◆ Task brief
The response should consist of the data reproduced word for word.

◆ ◆ ◆

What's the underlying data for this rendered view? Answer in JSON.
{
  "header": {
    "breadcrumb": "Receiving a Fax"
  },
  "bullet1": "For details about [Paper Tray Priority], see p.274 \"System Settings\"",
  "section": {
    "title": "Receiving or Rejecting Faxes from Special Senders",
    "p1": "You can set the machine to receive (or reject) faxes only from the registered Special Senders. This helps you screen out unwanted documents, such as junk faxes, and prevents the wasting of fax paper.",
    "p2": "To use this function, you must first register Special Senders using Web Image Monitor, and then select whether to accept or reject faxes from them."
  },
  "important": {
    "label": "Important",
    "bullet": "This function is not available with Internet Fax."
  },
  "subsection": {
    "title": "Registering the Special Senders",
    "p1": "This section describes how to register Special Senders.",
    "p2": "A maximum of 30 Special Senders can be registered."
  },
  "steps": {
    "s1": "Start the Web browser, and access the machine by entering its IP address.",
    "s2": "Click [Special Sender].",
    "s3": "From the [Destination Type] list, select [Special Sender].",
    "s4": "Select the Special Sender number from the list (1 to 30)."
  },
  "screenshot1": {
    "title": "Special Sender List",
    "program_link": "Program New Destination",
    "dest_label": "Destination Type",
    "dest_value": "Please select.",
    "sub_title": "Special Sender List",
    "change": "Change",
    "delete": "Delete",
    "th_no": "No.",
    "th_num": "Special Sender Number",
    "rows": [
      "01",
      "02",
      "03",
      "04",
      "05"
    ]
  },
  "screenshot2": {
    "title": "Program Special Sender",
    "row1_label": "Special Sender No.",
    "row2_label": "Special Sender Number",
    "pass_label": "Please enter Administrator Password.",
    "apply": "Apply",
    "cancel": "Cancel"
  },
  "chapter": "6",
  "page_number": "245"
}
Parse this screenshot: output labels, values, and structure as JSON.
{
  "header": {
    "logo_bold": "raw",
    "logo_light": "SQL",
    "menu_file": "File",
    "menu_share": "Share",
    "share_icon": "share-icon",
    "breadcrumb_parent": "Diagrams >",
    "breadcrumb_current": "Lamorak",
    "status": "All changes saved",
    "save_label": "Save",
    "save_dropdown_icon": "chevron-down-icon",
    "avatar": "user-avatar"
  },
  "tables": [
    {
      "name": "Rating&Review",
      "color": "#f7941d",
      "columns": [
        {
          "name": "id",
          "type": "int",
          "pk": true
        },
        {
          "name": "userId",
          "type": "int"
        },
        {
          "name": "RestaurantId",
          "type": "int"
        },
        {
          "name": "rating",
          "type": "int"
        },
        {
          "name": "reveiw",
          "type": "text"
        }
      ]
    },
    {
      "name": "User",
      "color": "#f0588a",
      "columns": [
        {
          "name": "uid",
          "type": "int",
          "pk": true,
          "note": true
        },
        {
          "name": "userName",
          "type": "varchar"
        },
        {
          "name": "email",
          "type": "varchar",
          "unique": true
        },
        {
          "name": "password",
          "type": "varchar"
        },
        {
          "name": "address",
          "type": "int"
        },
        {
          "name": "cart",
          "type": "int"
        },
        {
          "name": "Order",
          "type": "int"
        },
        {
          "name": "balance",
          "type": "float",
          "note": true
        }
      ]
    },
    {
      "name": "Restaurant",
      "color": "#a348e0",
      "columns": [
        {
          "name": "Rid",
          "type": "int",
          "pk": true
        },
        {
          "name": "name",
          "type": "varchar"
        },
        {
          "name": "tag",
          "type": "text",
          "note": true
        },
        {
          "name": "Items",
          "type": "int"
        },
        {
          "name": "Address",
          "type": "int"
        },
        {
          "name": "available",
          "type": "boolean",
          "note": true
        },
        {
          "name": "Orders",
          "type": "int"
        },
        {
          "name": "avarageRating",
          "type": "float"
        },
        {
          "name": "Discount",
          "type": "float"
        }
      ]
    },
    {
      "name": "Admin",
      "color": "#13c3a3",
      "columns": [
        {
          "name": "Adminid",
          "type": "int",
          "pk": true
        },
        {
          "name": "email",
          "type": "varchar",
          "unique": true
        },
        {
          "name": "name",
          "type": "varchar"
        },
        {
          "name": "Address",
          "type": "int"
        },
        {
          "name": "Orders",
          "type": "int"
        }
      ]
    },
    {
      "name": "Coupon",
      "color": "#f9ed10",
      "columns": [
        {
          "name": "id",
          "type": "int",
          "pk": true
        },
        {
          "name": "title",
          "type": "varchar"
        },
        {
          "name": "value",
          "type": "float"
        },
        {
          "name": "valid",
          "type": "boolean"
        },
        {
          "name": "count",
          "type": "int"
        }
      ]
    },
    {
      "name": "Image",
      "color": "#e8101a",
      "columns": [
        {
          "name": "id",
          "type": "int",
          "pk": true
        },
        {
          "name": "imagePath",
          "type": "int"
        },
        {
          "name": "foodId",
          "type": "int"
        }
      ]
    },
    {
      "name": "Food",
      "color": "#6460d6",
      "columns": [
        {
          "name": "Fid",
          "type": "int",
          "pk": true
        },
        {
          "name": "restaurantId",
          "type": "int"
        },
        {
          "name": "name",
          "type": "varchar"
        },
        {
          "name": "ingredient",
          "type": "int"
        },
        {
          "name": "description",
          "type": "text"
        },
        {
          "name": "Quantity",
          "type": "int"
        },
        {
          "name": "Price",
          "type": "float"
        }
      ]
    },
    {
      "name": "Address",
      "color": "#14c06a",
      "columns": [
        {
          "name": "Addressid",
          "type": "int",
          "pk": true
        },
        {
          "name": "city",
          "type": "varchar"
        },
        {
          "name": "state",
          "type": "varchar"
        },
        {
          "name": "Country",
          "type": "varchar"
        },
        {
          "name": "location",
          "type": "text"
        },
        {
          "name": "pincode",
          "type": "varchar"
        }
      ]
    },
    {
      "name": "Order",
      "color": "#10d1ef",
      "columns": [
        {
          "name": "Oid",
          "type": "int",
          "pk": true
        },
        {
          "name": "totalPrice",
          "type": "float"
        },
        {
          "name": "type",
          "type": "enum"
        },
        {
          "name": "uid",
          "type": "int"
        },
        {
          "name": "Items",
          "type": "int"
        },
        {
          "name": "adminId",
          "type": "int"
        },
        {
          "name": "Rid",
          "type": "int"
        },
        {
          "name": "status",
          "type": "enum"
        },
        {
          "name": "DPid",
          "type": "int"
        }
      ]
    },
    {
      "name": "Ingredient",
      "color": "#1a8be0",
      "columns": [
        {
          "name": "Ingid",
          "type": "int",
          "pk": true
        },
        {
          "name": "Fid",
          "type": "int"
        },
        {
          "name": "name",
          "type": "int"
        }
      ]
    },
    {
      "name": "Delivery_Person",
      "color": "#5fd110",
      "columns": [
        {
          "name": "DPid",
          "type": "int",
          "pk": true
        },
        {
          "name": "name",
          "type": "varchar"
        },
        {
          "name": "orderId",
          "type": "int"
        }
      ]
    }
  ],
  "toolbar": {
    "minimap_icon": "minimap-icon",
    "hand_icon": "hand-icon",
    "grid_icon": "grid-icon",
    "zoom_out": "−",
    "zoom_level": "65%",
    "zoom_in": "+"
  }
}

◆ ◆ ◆

◆ Your solution
What's the underlying data for this rendered view? Answer in JSON.
{
  "header": {
    "breadcrumb": "Receiving a Fax"
  },
  "bullet1": "For details about [Paper Tray Priority], see p.274 \"System Settings\"",
  "section": {
    "title": "Receiving or Rejecting Faxes from Special Senders",
    "p1": "You can set the machine to receive (or reject) faxes only from the registered Special Senders. This helps you screen out unwanted documents, such as junk faxes, and prevents the wasting of fax paper.",
    "p2": "To use this function, you must first register Special Senders using Web Image Monitor, and then select whether to accept or reject faxes from them."
  },
  "important": {
    "label": "Important",
    "bullet": "This function is not available with Internet Fax."
  },
  "subsection": {
    "title": "Registering the Special Senders",
    "p1": "This section describes how to register Special Senders.",
    "p2": "A maximum of 30 Special Senders can be registered."
  },
  "steps": {
    "s1": "Start the Web browser, and access the machine by entering its IP address.",
    "s2": "Click [Special Sender].",
    "s3": "From the [Destination Type] list, select [Special Sender].",
    "s4": "Select the Special Sender number from the list (1 to 30)."
  },
  "screenshot1": {
    "title": "Special Sender List",
    "program_link": "Program New Destination",
    "dest_label": "Destination Type",
    "dest_value": "Please select.",
    "sub_title": "Special Sender List",
    "change": "Change",
    "delete": "Delete",
    "th_no": "No.",
    "th_num": "Special Sender Number",
    "rows": [
      "01",
      "02",
      "03",
      "04",
      "05"
    ]
  },
  "screenshot2": {
    "title": "Program Special Sender",
    "row1_label": "Special Sender No.",
    "row2_label": "Special Sender Number",
    "pass_label": "Please enter Administrator Password.",
    "apply": "Apply",
    "cancel": "Cancel"
  },
  "chapter": "6",
  "page_number": "245"
}
Parse this screenshot: output labels, values, and structure as JSON.
{
  "header": {
    "logo_bold": "raw",
    "logo_light": "SQL",
    "menu_file": "File",
    "menu_share": "Share",
    "share_icon": "share-icon",
    "breadcrumb_parent": "Diagrams >",
    "breadcrumb_current": "Lamorak",
    "status": "All changes saved",
    "save_label": "Save",
    "save_dropdown_icon": "chevron-down-icon",
    "avatar": "user-avatar"
  },
  "tables": [
    {
      "name": "Rating&Review",
      "color": "#f7941d",
      "columns": [
        {
          "name": "id",
          "type": "int",
          "pk": true
        },
        {
          "name": "userId",
          "type": "int"
        },
        {
          "name": "RestaurantId",
          "type": "int"
        },
        {
          "name": "rating",
          "type": "int"
        },
        {
          "name": "reveiw",
          "type": "text"
        }
      ]
    },
    {
      "name": "User",
      "color": "#f0588a",
      "columns": [
        {
          "name": "uid",
          "type": "int",
          "pk": true,
          "note": true
        },
        {
          "name": "userName",
          "type": "varchar"
        },
        {
          "name": "email",
          "type": "varchar",
          "unique": true
        },
        {
          "name": "password",
          "type": "varchar"
        },
        {
          "name": "address",
          "type": "int"
        },
        {
          "name": "cart",
          "type": "int"
        },
        {
          "name": "Order",
          "type": "int"
        },
        {
          "name": "balance",
          "type": "float",
          "note": true
        }
      ]
    },
    {
      "name": "Restaurant",
      "color": "#a348e0",
      "columns": [
        {
          "name": "Rid",
          "type": "int",
          "pk": true
        },
        {
          "name": "name",
          "type": "varchar"
        },
        {
          "name": "tag",
          "type": "text",
          "note": true
        },
        {
          "name": "Items",
          "type": "int"
        },
        {
          "name": "Address",
          "type": "int"
        },
        {
          "name": "available",
          "type": "boolean",
          "note": true
        },
        {
          "name": "Orders",
          "type": "int"
        },
        {
          "name": "avarageRating",
          "type": "float"
        },
        {
          "name": "Discount",
          "type": "float"
        }
      ]
    },
    {
      "name": "Admin",
      "color": "#13c3a3",
      "columns": [
        {
          "name": "Adminid",
          "type": "int",
          "pk": true
        },
        {
          "name": "email",
          "type": "varchar",
          "unique": true
        },
        {
          "name": "name",
          "type": "varchar"
        },
        {
          "name": "Address",
          "type": "int"
        },
        {
          "name": "Orders",
          "type": "int"
        }
      ]
    },
    {
      "name": "Coupon",
      "color": "#f9ed10",
      "columns": [
        {
          "name": "id",
          "type": "int",
          "pk": true
        },
        {
          "name": "title",
          "type": "varchar"
        },
        {
          "name": "value",
          "type": "float"
        },
        {
          "name": "valid",
          "type": "boolean"
        },
        {
          "name": "count",
          "type": "int"
        }
      ]
    },
    {
      "name": "Image",
      "color": "#e8101a",
      "columns": [
        {
          "name": "id",
          "type": "int",
          "pk": true
        },
        {
          "name": "imagePath",
          "type": "int"
        },
        {
          "name": "foodId",
          "type": "int"
        }
      ]
    },
    {
      "name": "Food",
      "color": "#6460d6",
      "columns": [
        {
          "name": "Fid",
          "type": "int",
          "pk": true
        },
        {
          "name": "restaurantId",
          "type": "int"
        },
        {
          "name": "name",
          "type": "varchar"
        },
        {
          "name": "ingredient",
          "type": "int"
        },
        {
          "name": "description",
          "type": "text"
        },
        {
          "name": "Quantity",
          "type": "int"
        },
        {
          "name": "Price",
          "type": "float"
        }
      ]
    },
    {
      "name": "Address",
      "color": "#14c06a",
      "columns": [
        {
          "name": "Addressid",
          "type": "int",
          "pk": true
        },
        {
          "name": "city",
          "type": "varchar"
        },
        {
          "name": "state",
          "type": "varchar"
        },
        {
          "name": "Country",
          "type": "varchar"
        },
        {
          "name": "location",
          "type": "text"
        },
        {
          "name": "pincode",
          "type": "varchar"
        }
      ]
    },
    {
      "name": "Order",
      "color": "#10d1ef",
      "columns": [
        {
          "name": "Oid",
          "type": "int",
          "pk": true
        },
        {
          "name": "totalPrice",
          "type": "float"
        },
        {
          "name": "type",
          "type": "enum"
        },
        {
          "name": "uid",
          "type": "int"
        },
        {
          "name": "Items",
          "type": "int"
        },
        {
          "name": "adminId",
          "type": "int"
        },
        {
          "name": "Rid",
          "type": "int"
        },
        {
          "name": "status",
          "type": "enum"
        },
        {
          "name": "DPid",
          "type": "int"
        }
      ]
    },
    {
      "name": "Ingredient",
      "color": "#1a8be0",
      "columns": [
        {
          "name": "Ingid",
          "type": "int",
          "pk": true
        },
        {
          "name": "Fid",
          "type": "int"
        },
        {
          "name": "name",
          "type": "int"
        }
      ]
    },
    {
      "name": "Delivery_Person",
      "color": "#5fd110",
      "columns": [
        {
          "name": "DPid",
          "type": "int",
          "pk": true
        },
        {
          "name": "name",
          "type": "varchar"
        },
        {
          "name": "orderId",
          "type": "int"
        }
      ]
    }
  ],
  "toolbar": {
    "minimap_icon": "minimap-icon",
    "hand_icon": "hand-icon",
    "grid_icon": "grid-icon",
    "zoom_out": "−",
    "zoom_level": "65%",
    "zoom_in": "+"
  }
}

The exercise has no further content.